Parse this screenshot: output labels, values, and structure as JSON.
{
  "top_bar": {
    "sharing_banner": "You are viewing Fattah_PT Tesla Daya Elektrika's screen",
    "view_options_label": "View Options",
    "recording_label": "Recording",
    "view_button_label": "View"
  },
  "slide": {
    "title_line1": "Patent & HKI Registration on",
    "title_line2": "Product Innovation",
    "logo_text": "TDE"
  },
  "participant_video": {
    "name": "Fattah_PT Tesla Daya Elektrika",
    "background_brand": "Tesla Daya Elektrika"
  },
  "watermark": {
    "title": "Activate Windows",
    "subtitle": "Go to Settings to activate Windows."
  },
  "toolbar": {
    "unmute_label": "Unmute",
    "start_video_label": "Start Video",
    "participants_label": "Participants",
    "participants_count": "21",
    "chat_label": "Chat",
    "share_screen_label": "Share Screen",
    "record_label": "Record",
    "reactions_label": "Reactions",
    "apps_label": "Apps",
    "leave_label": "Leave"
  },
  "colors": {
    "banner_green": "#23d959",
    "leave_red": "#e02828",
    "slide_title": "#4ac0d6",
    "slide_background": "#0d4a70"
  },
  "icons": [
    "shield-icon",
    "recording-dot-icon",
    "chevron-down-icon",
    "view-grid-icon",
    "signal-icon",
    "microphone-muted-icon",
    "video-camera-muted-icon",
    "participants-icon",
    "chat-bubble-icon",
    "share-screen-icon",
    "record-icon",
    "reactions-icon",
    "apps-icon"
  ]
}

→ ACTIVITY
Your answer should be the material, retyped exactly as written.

→ SOLUTION TO THIS EXERCISE
Parse this screenshot: output labels, values, and structure as JSON.
{
  "top_bar": {
    "sharing_banner": "You are viewing Fattah_PT Tesla Daya Elektrika's screen",
    "view_options_label": "View Options",
    "recording_label": "Recording",
    "view_button_label": "View"
  },
  "slide": {
    "title_line1": "Patent & HKI Registration on",
    "title_line2": "Product Innovation",
    "logo_text": "TDE"
  },
  "participant_video": {
    "name": "Fattah_PT Tesla Daya Elektrika",
    "background_brand": "Tesla Daya Elektrika"
  },
  "watermark": {
    "title": "Activate Windows",
    "subtitle": "Go to Settings to activate Windows."
  },
  "toolbar": {
    "unmute_label": "Unmute",
    "start_video_label": "Start Video",
    "participants_label": "Participants",
    "participants_count": "21",
    "chat_label": "Chat",
    "share_screen_label": "Share Screen",
    "record_label": "Record",
    "reactions_label": "Reactions",
    "apps_label": "Apps",
    "leave_label": "Leave"
  },
  "colors": {
    "banner_green": "#23d959",
    "leave_red": "#e02828",
    "slide_title": "#4ac0d6",
    "slide_background": "#0d4a70"
  },
  "icons": [
    "shield-icon",
    "recording-dot-icon",
    "chevron-down-icon",
    "view-grid-icon",
    "signal-icon",
    "microphone-muted-icon",
    "video-camera-muted-icon",
    "participants-icon",
    "chat-bubble-icon",
    "share-screen-icon",
    "record-icon",
    "reactions-icon",
    "apps-icon"
  ]
}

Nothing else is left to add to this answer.